If you’ve been searching for information about data lineage and its importance, then hopefully you were able to join us for Episode 3 of our Back to Basics: Data Catalog webinar series. If you missed this episode, be sure to watch it on demand: Back to Basics Series Episode 3: Data Lineage. (Replays of our other previous episodes are available, too.)
In this session, our data catalog and lineage experts (along with a special guest) discussed the how and why of tracking data throughout its lifecycle. The group also answered several questions from the audience. Here are some of the key takeaways from the session:
1. Data Lineage Provides Essential Details About the Origin and Journey of Data
Remember the farm-to-table analogy from Episode 1? In this episode, we compared understanding your data’s lineage to the journey of a coffee bean, from a plant on the farm to the coffee in your mug.
When it comes to holistically understanding your data, you need to know information about the data, including its source and how the data was transformed or enriched. Data lineage provides this knowledge to help you answer simple, yet critical, questions related to where the data originated, where it’s going and where it’s being consumed.
2. Data Lineage Supports a Vast Array of Initiatives
Knowing your data’s lineage is useful for a variety of reasons. One of the primary use cases for data lineage is regulatory compliance. Capturing lineage can assist with identifying where sensitive data is located and how it’s being used, which is helpful for complying with regulations such as General Data Protection Regulation (GDPR).
Although meeting regulatory requirements is a high-priority case for data lineage, other common use cases include performing impact analysis and validation when organizations are migrating to the cloud or moving data to other systems.
Read more about other data lineage use cases in our eBook, AI-Powered Data Lineage: The New Business Imperative.
3. Data Lineage Has Different Audiences with Unique Needs
Within organizations, different stakeholders are interested in understanding their data’s lineage — but for different reasons and at different levels. Generally, these stakeholders fall into one of two broad categories: business stakeholders and technical stakeholders.
Business stakeholders are interested in lineage at a high level: they typically want to know the source of data and need a summary of how systems have transformed the data. When business stakeholders are creating financial reports for instance, they want to know that they can trust and use the data — having more information about where the data originated and the calculations underlying key metrics helps by increasing data intelligence.
Technical stakeholders normally need access to more details about an organization’s data, as they are responsible for initiatives such as migrating data to the cloud, as mentioned in the previous section. Technical teams need granular details to understand the impact of implementing new systems, for example.
To appease both audiences, a data catalog ideally should provide both business and technical lineage views.
4. Data Discovery and Lineage are United in a Data Catalog
Organizations must know what data exists and where it’s located before obtaining its lineage. As we emphasized in Episode 2, data discovery is a significant first step for understanding your data. Luckily, an intelligent data catalog houses multiple capabilities allowing you to both perform data discovery and obtain data lineage automatically.

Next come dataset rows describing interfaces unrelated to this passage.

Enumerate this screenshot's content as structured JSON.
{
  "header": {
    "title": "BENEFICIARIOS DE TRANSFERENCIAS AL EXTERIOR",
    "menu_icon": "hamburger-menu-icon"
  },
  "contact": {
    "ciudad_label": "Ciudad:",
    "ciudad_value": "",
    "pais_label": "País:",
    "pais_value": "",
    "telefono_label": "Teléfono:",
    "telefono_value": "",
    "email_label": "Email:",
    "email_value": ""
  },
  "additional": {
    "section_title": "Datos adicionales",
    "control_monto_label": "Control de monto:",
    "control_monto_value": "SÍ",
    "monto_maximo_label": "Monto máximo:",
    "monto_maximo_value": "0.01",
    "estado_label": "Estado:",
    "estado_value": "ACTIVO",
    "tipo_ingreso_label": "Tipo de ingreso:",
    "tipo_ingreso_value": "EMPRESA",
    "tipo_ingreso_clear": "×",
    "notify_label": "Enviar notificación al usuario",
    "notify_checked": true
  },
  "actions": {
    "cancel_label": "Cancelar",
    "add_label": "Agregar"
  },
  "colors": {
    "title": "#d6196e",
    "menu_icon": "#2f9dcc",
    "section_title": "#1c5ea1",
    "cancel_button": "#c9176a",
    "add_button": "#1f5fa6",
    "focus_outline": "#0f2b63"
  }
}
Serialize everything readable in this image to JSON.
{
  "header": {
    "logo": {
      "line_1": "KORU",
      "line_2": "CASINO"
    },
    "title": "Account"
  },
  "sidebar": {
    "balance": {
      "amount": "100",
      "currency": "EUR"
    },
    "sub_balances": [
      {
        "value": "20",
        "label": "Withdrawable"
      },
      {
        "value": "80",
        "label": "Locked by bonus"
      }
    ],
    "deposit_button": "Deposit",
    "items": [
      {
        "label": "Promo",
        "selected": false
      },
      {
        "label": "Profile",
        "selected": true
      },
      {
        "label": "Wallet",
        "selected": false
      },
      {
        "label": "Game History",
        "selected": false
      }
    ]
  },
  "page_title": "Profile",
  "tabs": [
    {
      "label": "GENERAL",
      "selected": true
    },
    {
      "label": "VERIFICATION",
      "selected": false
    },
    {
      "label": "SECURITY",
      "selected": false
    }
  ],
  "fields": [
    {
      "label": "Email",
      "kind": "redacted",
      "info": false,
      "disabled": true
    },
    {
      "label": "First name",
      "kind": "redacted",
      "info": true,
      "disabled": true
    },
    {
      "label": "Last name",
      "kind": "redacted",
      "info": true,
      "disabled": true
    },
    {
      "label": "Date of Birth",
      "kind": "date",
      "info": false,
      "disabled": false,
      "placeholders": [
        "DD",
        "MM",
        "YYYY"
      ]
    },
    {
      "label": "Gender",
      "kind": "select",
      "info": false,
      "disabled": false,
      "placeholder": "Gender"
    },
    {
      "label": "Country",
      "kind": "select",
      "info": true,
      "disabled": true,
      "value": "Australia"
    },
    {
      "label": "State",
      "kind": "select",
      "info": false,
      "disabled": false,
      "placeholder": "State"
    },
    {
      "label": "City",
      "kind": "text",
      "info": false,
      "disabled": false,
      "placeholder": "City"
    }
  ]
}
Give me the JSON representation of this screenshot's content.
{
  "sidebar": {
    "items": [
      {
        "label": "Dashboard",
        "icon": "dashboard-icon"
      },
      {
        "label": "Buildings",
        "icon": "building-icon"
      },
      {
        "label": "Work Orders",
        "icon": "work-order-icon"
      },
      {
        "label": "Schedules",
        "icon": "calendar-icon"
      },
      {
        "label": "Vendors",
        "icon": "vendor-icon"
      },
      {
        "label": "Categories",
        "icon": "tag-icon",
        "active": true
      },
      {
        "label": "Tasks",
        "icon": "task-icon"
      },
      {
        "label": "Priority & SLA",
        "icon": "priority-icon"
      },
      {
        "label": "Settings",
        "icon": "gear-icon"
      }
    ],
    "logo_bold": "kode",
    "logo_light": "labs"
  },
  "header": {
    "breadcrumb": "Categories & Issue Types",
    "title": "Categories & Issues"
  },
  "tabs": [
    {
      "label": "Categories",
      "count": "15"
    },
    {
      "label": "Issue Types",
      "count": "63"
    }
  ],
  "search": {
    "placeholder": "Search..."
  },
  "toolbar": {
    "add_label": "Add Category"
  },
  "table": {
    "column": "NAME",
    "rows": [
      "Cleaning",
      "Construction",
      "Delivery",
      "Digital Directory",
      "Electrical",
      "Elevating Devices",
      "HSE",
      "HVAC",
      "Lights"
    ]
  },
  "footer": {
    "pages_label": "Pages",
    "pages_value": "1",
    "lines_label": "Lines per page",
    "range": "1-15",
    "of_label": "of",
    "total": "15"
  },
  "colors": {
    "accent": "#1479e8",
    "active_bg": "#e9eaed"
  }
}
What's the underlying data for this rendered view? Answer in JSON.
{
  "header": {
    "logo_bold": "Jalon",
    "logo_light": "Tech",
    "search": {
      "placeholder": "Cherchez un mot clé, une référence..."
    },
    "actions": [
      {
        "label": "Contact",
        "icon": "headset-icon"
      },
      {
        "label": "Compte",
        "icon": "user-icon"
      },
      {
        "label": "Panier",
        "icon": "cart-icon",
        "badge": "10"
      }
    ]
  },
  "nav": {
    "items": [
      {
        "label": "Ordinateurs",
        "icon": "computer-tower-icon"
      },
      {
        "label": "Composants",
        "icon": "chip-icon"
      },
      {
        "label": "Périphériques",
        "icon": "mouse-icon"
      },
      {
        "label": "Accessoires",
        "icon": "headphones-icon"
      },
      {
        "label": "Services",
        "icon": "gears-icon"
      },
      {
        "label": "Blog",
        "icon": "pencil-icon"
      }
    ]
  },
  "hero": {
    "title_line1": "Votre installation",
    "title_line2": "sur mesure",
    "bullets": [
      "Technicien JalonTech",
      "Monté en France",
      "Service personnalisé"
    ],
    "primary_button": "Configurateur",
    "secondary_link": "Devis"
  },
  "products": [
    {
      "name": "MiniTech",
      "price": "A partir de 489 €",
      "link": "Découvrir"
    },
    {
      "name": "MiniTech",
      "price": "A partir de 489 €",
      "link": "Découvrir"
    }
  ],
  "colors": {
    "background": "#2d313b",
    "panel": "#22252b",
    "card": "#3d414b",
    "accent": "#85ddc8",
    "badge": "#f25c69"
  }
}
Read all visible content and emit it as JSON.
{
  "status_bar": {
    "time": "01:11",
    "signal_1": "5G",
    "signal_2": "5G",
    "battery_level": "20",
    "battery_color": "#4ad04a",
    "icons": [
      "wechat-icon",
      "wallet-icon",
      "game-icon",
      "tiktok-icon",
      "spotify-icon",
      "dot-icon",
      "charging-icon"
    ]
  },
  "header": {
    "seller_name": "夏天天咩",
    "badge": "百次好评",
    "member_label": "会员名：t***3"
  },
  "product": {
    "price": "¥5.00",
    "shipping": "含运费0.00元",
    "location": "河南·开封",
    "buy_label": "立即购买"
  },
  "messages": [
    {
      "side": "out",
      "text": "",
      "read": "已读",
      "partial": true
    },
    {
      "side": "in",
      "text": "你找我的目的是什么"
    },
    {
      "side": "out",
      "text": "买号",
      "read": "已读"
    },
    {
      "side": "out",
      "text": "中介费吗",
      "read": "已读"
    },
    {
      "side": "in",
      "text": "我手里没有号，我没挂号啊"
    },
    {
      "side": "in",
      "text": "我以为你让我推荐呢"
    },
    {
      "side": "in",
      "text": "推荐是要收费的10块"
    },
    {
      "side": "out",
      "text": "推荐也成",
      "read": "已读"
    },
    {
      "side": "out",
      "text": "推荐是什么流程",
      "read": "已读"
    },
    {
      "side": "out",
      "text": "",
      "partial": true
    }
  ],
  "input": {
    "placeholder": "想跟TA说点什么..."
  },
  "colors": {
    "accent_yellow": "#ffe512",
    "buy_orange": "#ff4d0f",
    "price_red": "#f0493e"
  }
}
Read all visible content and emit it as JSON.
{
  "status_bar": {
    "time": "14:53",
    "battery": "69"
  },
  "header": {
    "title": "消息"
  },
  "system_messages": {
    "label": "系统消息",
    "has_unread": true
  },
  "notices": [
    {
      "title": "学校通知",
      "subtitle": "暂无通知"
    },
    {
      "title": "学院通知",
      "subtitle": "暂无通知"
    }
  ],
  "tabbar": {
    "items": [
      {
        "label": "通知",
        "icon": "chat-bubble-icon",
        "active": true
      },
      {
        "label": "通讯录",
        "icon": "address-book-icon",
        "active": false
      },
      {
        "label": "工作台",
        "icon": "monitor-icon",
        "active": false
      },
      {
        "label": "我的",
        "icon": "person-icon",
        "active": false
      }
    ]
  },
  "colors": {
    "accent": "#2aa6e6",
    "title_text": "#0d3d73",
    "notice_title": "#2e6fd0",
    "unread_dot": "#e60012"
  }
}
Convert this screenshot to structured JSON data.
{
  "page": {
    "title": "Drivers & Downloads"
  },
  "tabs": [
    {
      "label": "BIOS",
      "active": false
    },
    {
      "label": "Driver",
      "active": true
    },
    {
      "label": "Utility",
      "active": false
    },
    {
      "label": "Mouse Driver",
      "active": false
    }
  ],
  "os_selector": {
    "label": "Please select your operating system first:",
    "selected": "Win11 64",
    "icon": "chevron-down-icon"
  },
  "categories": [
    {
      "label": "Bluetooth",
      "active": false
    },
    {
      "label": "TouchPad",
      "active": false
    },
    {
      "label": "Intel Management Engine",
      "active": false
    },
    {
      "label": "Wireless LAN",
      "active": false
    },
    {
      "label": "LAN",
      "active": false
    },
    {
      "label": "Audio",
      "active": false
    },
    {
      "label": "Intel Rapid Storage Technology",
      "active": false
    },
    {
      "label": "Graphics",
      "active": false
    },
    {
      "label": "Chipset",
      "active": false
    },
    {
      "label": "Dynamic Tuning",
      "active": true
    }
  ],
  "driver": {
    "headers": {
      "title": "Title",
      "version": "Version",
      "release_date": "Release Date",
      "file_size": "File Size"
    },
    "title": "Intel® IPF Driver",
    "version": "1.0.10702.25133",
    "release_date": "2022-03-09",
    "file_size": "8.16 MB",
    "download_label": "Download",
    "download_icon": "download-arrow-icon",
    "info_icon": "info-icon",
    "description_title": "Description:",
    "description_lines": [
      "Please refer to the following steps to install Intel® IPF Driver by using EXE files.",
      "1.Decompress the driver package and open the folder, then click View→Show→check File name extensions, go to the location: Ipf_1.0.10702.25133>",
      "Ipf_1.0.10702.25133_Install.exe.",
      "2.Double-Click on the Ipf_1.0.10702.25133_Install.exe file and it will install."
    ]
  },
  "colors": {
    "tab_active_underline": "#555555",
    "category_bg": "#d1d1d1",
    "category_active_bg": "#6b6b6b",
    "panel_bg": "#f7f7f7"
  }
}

Using a data catalog helps organizations find and understand their data, which ultimately helps to build trust in the data.
5. Broad and Deep Metadata Connectivity is Necessary for Capturing Data Lineage
Intelligent data catalogs utilize scanners to locate data and metadata automatically across an organization’s data landscape. As many organizations have complex hybrid or multi-cloud data environments, their data catalogs must be able to scan data across diverse systems, such as on-premises databases, data lakes, various cloud platforms, etc.
In addition to being able to scan across a broad amount of data sources, these scanners must be able to perform deep scans of data and obtain detailed information from sources including ETL and BI tools and SQL scripts to relay the data’s lineage to users.
Data catalogs with scanners having both broad and deep connectivity enable a comprehensive understanding of your data.
Register for the Back to Basics: Data Catalog Webinar Series
Be sure to join us for the rest of our Back to Basics: Data Catalog series. We’ll be covering the benefits of data asset analytics and how data catalogs facilitate data and analytics governance. You’ll also have an opportunity to have your questions answered by the experts! Register today!